START EXCERPTED RECORDS

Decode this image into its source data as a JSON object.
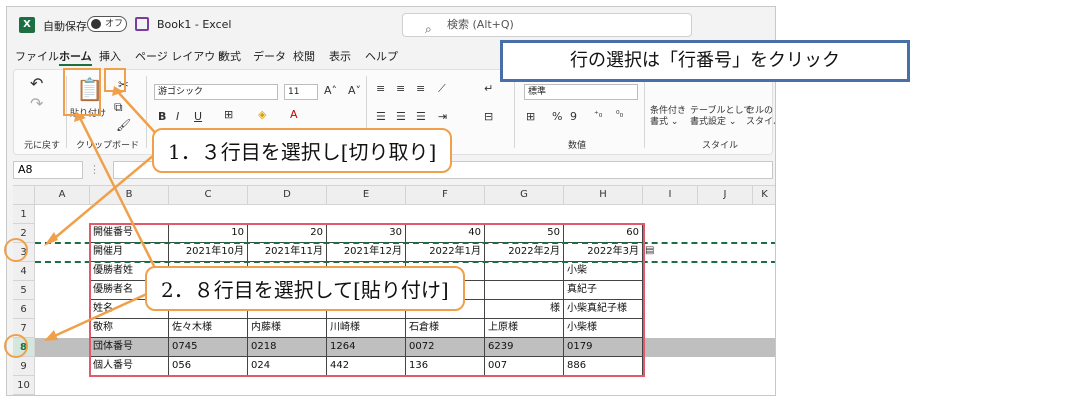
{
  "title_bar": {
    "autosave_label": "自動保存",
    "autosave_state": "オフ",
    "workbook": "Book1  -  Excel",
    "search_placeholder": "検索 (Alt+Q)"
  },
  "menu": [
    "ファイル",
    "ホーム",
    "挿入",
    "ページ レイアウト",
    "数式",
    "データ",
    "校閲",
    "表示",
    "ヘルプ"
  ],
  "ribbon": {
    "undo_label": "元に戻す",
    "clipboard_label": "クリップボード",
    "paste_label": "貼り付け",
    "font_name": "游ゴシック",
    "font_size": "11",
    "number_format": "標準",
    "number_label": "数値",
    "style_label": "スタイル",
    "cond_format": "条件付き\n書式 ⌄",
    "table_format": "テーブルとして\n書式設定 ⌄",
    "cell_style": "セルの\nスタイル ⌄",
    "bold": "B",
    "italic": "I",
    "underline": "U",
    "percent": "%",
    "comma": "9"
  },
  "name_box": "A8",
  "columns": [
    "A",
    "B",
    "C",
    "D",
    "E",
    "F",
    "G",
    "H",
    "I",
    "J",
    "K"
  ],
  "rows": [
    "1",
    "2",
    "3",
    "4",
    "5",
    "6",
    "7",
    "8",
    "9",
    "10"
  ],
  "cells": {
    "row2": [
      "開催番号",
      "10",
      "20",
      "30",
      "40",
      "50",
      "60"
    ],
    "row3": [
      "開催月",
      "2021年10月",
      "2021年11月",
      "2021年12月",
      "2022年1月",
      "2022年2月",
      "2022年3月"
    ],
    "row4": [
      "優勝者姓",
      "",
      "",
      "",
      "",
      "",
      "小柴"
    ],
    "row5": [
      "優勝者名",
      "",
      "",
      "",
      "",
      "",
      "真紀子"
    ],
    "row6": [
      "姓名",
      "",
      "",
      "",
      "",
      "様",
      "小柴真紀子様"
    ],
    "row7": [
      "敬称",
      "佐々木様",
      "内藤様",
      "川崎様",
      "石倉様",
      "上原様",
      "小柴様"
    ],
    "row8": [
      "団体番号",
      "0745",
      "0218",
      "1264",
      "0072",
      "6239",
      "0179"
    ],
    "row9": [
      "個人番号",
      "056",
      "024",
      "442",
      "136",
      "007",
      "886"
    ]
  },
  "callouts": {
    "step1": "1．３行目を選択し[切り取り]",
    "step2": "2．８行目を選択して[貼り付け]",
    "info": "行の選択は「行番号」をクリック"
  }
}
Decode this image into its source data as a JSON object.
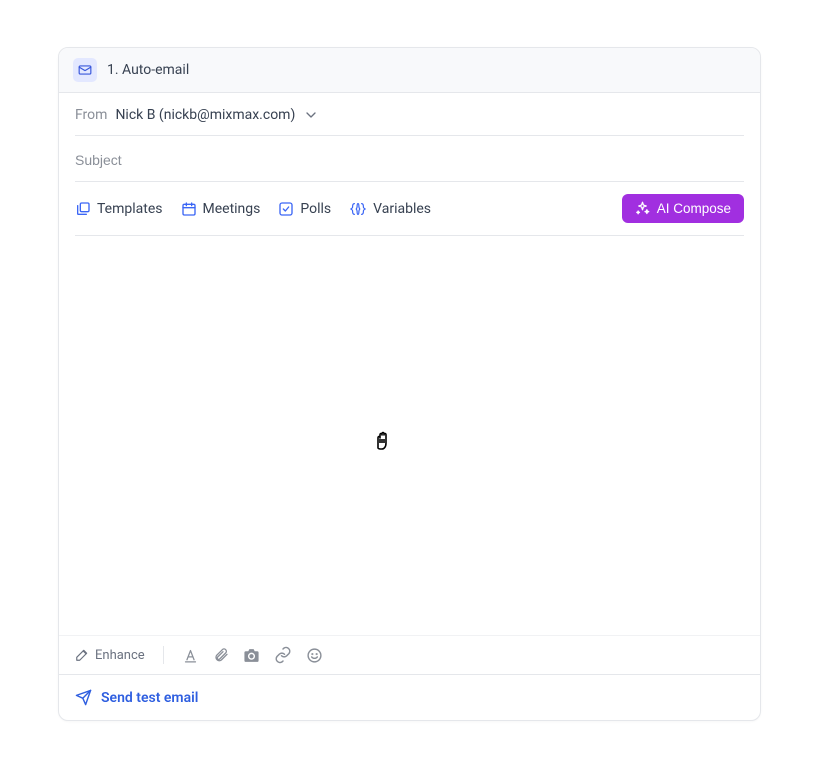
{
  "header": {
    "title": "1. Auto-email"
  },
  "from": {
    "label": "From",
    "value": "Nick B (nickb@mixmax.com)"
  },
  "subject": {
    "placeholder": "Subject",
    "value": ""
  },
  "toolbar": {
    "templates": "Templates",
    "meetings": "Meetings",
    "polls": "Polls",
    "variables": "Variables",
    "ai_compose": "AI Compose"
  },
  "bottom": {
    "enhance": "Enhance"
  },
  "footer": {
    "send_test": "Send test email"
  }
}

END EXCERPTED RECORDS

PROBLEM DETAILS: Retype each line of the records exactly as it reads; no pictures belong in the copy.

SOLUTION:
Decode this image into its source data as a JSON object.
{
  "title_bar": {
    "autosave_label": "自動保存",
    "autosave_state": "オフ",
    "workbook": "Book1  -  Excel",
    "search_placeholder": "検索 (Alt+Q)"
  },
  "menu": [
    "ファイル",
    "ホーム",
    "挿入",
    "ページ レイアウト",
    "数式",
    "データ",
    "校閲",
    "表示",
    "ヘルプ"
  ],
  "ribbon": {
    "undo_label": "元に戻す",
    "clipboard_label": "クリップボード",
    "paste_label": "貼り付け",
    "font_name": "游ゴシック",
    "font_size": "11",
    "number_format": "標準",
    "number_label": "数値",
    "style_label": "スタイル",
    "cond_format": "条件付き\n書式 ⌄",
    "table_format": "テーブルとして\n書式設定 ⌄",
    "cell_style": "セルの\nスタイル ⌄",
    "bold": "B",
    "italic": "I",
    "underline": "U",
    "percent": "%",
    "comma": "9"
  },
  "name_box": "A8",
  "columns": [
    "A",
    "B",
    "C",
    "D",
    "E",
    "F",
    "G",
    "H",
    "I",
    "J",
    "K"
  ],
  "rows": [
    "1",
    "2",
    "3",
    "4",
    "5",
    "6",
    "7",
    "8",
    "9",
    "10"
  ],
  "cells": {
    "row2": [
      "開催番号",
      "10",
      "20",
      "30",
      "40",
      "50",
      "60"
    ],
    "row3": [
      "開催月",
      "2021年10月",
      "2021年11月",
      "2021年12月",
      "2022年1月",
      "2022年2月",
      "2022年3月"
    ],
    "row4": [
      "優勝者姓",
      "",
      "",
      "",
      "",
      "",
      "小柴"
    ],
    "row5": [
      "優勝者名",
      "",
      "",
      "",
      "",
      "",
      "真紀子"
    ],
    "row6": [
      "姓名",
      "",
      "",
      "",
      "",
      "様",
      "小柴真紀子様"
    ],
    "row7": [
      "敬称",
      "佐々木様",
      "内藤様",
      "川崎様",
      "石倉様",
      "上原様",
      "小柴様"
    ],
    "row8": [
      "団体番号",
      "0745",
      "0218",
      "1264",
      "0072",
      "6239",
      "0179"
    ],
    "row9": [
      "個人番号",
      "056",
      "024",
      "442",
      "136",
      "007",
      "886"
    ]
  },
  "callouts": {
    "step1": "1．３行目を選択し[切り取り]",
    "step2": "2．８行目を選択して[貼り付け]",
    "info": "行の選択は「行番号」をクリック"
  }
}
Decode this image into its source data as a JSON object.
{
  "header": {
    "title": "1. Auto-email"
  },
  "from": {
    "label": "From",
    "value": "Nick B (nickb@mixmax.com)"
  },
  "subject": {
    "placeholder": "Subject",
    "value": ""
  },
  "toolbar": {
    "templates": "Templates",
    "meetings": "Meetings",
    "polls": "Polls",
    "variables": "Variables",
    "ai_compose": "AI Compose"
  },
  "bottom": {
    "enhance": "Enhance"
  },
  "footer": {
    "send_test": "Send test email"
  }
}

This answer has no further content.